**TASK BRIEF**.
Check each line of the data below for the word "content", then extract the ones that have it.
(EXTRACTED DATA begins)
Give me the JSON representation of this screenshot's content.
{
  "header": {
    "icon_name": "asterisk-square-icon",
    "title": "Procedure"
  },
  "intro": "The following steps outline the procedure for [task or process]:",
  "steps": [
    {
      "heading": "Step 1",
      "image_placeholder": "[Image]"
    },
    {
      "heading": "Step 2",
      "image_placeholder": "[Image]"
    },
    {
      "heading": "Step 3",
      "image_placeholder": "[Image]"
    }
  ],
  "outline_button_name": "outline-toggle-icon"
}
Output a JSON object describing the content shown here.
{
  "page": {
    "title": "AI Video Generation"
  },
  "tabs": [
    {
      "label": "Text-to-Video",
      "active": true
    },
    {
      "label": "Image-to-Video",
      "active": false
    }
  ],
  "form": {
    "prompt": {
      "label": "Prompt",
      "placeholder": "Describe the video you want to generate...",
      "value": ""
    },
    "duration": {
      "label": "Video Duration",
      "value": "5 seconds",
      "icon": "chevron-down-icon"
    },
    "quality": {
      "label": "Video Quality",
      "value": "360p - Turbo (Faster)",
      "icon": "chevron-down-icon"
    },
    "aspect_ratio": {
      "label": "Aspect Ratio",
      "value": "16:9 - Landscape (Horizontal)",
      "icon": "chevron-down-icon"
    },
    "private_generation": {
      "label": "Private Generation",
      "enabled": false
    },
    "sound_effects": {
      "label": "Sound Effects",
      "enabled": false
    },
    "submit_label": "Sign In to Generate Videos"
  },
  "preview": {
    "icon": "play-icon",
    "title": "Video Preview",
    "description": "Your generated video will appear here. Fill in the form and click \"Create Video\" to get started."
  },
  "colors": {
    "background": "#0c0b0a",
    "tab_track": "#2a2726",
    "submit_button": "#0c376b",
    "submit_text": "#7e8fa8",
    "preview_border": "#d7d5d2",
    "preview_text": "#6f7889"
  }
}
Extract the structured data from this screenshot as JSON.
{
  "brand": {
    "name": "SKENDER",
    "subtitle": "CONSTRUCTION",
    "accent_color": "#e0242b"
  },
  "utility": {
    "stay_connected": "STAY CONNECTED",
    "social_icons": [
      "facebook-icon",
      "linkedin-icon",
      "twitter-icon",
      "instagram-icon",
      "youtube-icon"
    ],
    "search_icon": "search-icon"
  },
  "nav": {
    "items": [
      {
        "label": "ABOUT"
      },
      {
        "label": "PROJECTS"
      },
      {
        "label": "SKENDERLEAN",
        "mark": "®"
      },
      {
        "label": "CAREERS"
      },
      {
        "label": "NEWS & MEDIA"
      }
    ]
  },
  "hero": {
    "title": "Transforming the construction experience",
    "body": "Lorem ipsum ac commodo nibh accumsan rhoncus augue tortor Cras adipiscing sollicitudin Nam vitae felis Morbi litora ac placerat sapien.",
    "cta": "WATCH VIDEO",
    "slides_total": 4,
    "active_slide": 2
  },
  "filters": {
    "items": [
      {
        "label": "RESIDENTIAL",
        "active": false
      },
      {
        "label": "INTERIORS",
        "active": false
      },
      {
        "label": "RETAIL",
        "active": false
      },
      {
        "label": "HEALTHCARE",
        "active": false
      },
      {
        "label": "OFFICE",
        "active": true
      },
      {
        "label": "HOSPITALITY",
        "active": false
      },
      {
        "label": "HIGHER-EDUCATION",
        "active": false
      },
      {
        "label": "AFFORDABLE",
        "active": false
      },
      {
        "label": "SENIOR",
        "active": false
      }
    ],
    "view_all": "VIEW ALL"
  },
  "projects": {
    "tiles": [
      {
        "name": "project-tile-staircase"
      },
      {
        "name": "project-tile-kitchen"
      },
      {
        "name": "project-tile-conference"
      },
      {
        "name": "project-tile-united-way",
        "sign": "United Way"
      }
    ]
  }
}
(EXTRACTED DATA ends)
**WRITTEN RESPONSE**.
Give me the JSON representation of this screenshot's content.
Output a JSON object describing the content shown here.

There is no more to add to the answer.